───── Data provided
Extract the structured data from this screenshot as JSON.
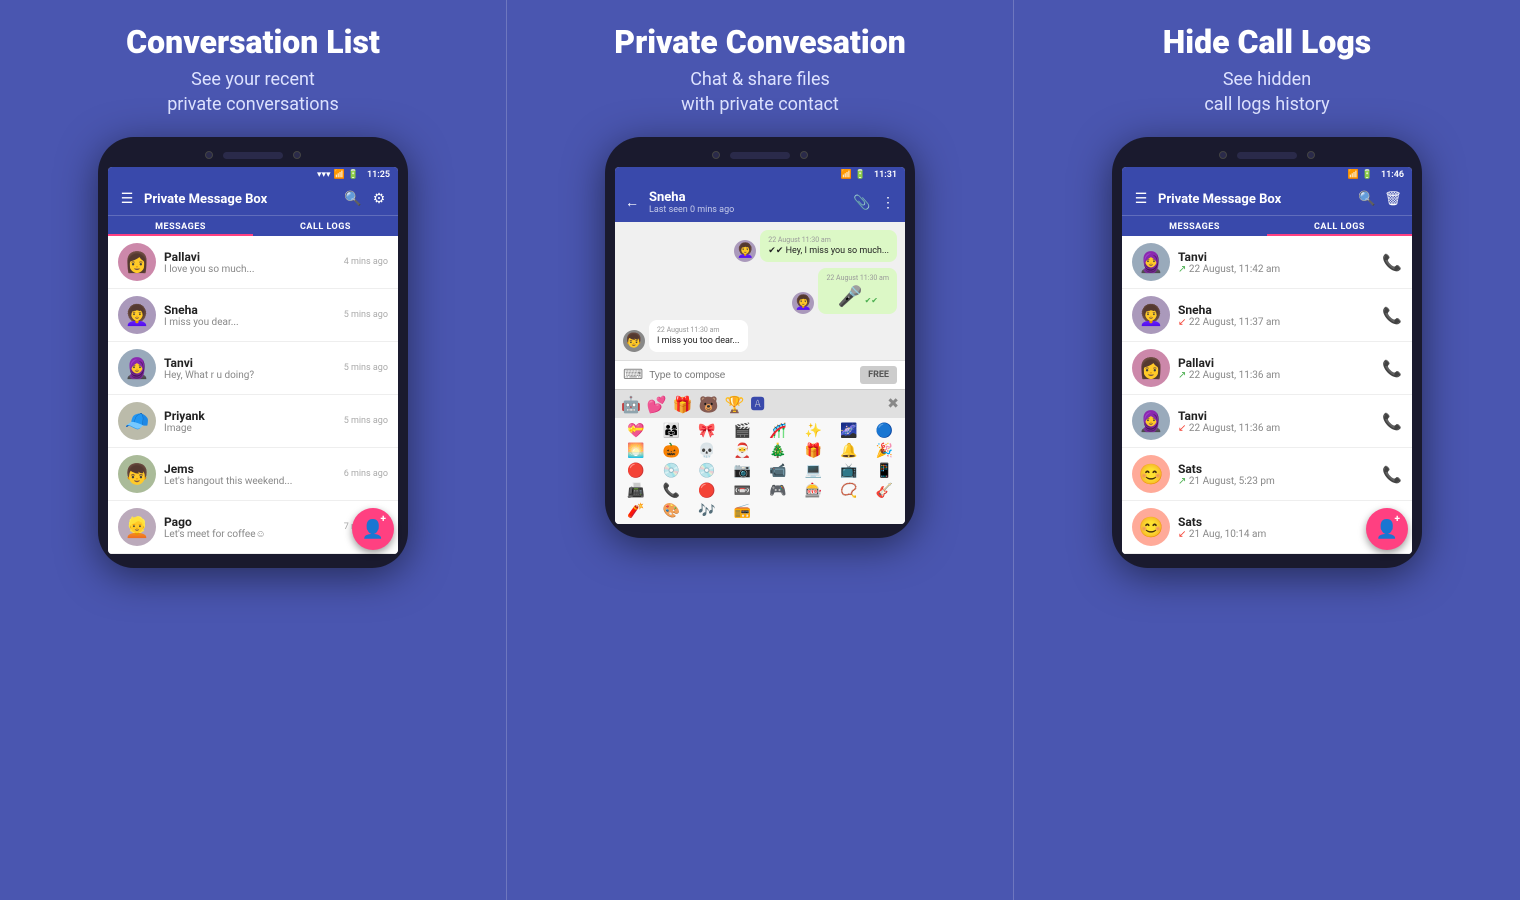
{
  "panels": [
    {
      "id": "conversation-list",
      "title": "Conversation List",
      "subtitle": "See your recent\nprivate conversations",
      "phone": {
        "time": "11:25",
        "app_bar": {
          "title": "Private Message Box",
          "icons": [
            "☰",
            "🔍",
            "⚙"
          ]
        },
        "tabs": [
          "MESSAGES",
          "CALL LOGS"
        ],
        "active_tab": 0,
        "conversations": [
          {
            "name": "Pallavi",
            "preview": "I love you so much...",
            "time": "4 mins ago",
            "avatar": "👩"
          },
          {
            "name": "Sneha",
            "preview": "I miss you dear...",
            "time": "5 mins ago",
            "avatar": "👩‍🦱"
          },
          {
            "name": "Tanvi",
            "preview": "Hey, What r u doing?",
            "time": "5 mins ago",
            "avatar": "🧕"
          },
          {
            "name": "Priyank",
            "preview": "Image",
            "time": "5 mins ago",
            "avatar": "🧢"
          },
          {
            "name": "Jems",
            "preview": "Let's hangout this weekend...",
            "time": "6 mins ago",
            "avatar": "👦"
          },
          {
            "name": "Pago",
            "preview": "Let's meet for coffee☺",
            "time": "7 mins ago",
            "avatar": "👱"
          }
        ],
        "fab_icon": "👤+"
      }
    },
    {
      "id": "private-conversation",
      "title": "Private Convesation",
      "subtitle": "Chat & share files\nwith private contact",
      "phone": {
        "time": "11:31",
        "chat": {
          "contact_name": "Sneha",
          "contact_status": "Last seen 0 mins ago",
          "messages": [
            {
              "type": "outgoing",
              "time": "22 August 11:30 am",
              "text": "Hey, I miss you so much...",
              "has_avatar": true
            },
            {
              "type": "outgoing",
              "time": "22 August 11:30 am",
              "text": "🎤",
              "is_audio": true,
              "has_avatar": true
            },
            {
              "type": "incoming",
              "time": "22 August 11:30 am",
              "text": "I miss you too dear...",
              "has_avatar": true
            }
          ],
          "compose_placeholder": "Type to compose",
          "compose_btn": "FREE"
        },
        "emoji_tabs": [
          "🤖",
          "💕",
          "🎁",
          "🐻",
          "🏆",
          "🅰",
          "✖"
        ],
        "emojis": [
          "💝",
          "👨‍👩‍👧",
          "🎀",
          "🎬",
          "🎢",
          "✨",
          "🌌",
          "🔵",
          "🌅",
          "🎃",
          "💀",
          "🎅",
          "🎄",
          "🎁",
          "🔔",
          "🎉",
          "🔴",
          "💿",
          "💿",
          "📷",
          "📹",
          "💻",
          "📺",
          "📱",
          "📠",
          "📞",
          "🔴",
          "📼",
          "🎮",
          "🎰",
          "📿",
          "🎸",
          "🧨",
          "🎨",
          "🎶",
          "📻"
        ]
      }
    },
    {
      "id": "hide-call-logs",
      "title": "Hide Call Logs",
      "subtitle": "See hidden\ncall logs history",
      "phone": {
        "time": "11:46",
        "app_bar": {
          "title": "Private Message Box",
          "icons": [
            "☰",
            "🔍",
            "🗑"
          ]
        },
        "tabs": [
          "MESSAGES",
          "CALL LOGS"
        ],
        "active_tab": 1,
        "call_logs": [
          {
            "name": "Tanvi",
            "time": "22 August, 11:42 am",
            "type": "outgoing",
            "avatar": "🧕"
          },
          {
            "name": "Sneha",
            "time": "22 August, 11:37 am",
            "type": "incoming",
            "avatar": "👩‍🦱"
          },
          {
            "name": "Pallavi",
            "time": "22 August, 11:36 am",
            "type": "outgoing",
            "avatar": "👩"
          },
          {
            "name": "Tanvi",
            "time": "22 August, 11:36 am",
            "type": "missed",
            "avatar": "🧕"
          },
          {
            "name": "Sats",
            "time": "21 August, 5:23 pm",
            "type": "outgoing",
            "avatar": "😊"
          },
          {
            "name": "Sats",
            "time": "21 Aug, 10:14 am",
            "type": "missed",
            "avatar": "😊"
          }
        ],
        "fab_icon": "👤+"
      }
    }
  ]
}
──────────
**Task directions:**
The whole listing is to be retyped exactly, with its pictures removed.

**Solution to this exercise:**
Extract the structured data from this screenshot as JSON.
{
  "panels": [
    {
      "id": "conversation-list",
      "title": "Conversation List",
      "subtitle": "See your recent\nprivate conversations",
      "phone": {
        "time": "11:25",
        "app_bar": {
          "title": "Private Message Box",
          "icons": [
            "☰",
            "🔍",
            "⚙"
          ]
        },
        "tabs": [
          "MESSAGES",
          "CALL LOGS"
        ],
        "active_tab": 0,
        "conversations": [
          {
            "name": "Pallavi",
            "preview": "I love you so much...",
            "time": "4 mins ago",
            "avatar": "👩"
          },
          {
            "name": "Sneha",
            "preview": "I miss you dear...",
            "time": "5 mins ago",
            "avatar": "👩‍🦱"
          },
          {
            "name": "Tanvi",
            "preview": "Hey, What r u doing?",
            "time": "5 mins ago",
            "avatar": "🧕"
          },
          {
            "name": "Priyank",
            "preview": "Image",
            "time": "5 mins ago",
            "avatar": "🧢"
          },
          {
            "name": "Jems",
            "preview": "Let's hangout this weekend...",
            "time": "6 mins ago",
            "avatar": "👦"
          },
          {
            "name": "Pago",
            "preview": "Let's meet for coffee☺",
            "time": "7 mins ago",
            "avatar": "👱"
          }
        ],
        "fab_icon": "👤+"
      }
    },
    {
      "id": "private-conversation",
      "title": "Private Convesation",
      "subtitle": "Chat & share files\nwith private contact",
      "phone": {
        "time": "11:31",
        "chat": {
          "contact_name": "Sneha",
          "contact_status": "Last seen 0 mins ago",
          "messages": [
            {
              "type": "outgoing",
              "time": "22 August 11:30 am",
              "text": "Hey, I miss you so much...",
              "has_avatar": true
            },
            {
              "type": "outgoing",
              "time": "22 August 11:30 am",
              "text": "🎤",
              "is_audio": true,
              "has_avatar": true
            },
            {
              "type": "incoming",
              "time": "22 August 11:30 am",
              "text": "I miss you too dear...",
              "has_avatar": true
            }
          ],
          "compose_placeholder": "Type to compose",
          "compose_btn": "FREE"
        },
        "emoji_tabs": [
          "🤖",
          "💕",
          "🎁",
          "🐻",
          "🏆",
          "🅰",
          "✖"
        ],
        "emojis": [
          "💝",
          "👨‍👩‍👧",
          "🎀",
          "🎬",
          "🎢",
          "✨",
          "🌌",
          "🔵",
          "🌅",
          "🎃",
          "💀",
          "🎅",
          "🎄",
          "🎁",
          "🔔",
          "🎉",
          "🔴",
          "💿",
          "💿",
          "📷",
          "📹",
          "💻",
          "📺",
          "📱",
          "📠",
          "📞",
          "🔴",
          "📼",
          "🎮",
          "🎰",
          "📿",
          "🎸",
          "🧨",
          "🎨",
          "🎶",
          "📻"
        ]
      }
    },
    {
      "id": "hide-call-logs",
      "title": "Hide Call Logs",
      "subtitle": "See hidden\ncall logs history",
      "phone": {
        "time": "11:46",
        "app_bar": {
          "title": "Private Message Box",
          "icons": [
            "☰",
            "🔍",
            "🗑"
          ]
        },
        "tabs": [
          "MESSAGES",
          "CALL LOGS"
        ],
        "active_tab": 1,
        "call_logs": [
          {
            "name": "Tanvi",
            "time": "22 August, 11:42 am",
            "type": "outgoing",
            "avatar": "🧕"
          },
          {
            "name": "Sneha",
            "time": "22 August, 11:37 am",
            "type": "incoming",
            "avatar": "👩‍🦱"
          },
          {
            "name": "Pallavi",
            "time": "22 August, 11:36 am",
            "type": "outgoing",
            "avatar": "👩"
          },
          {
            "name": "Tanvi",
            "time": "22 August, 11:36 am",
            "type": "missed",
            "avatar": "🧕"
          },
          {
            "name": "Sats",
            "time": "21 August, 5:23 pm",
            "type": "outgoing",
            "avatar": "😊"
          },
          {
            "name": "Sats",
            "time": "21 Aug, 10:14 am",
            "type": "missed",
            "avatar": "😊"
          }
        ],
        "fab_icon": "👤+"
      }
    }
  ]
}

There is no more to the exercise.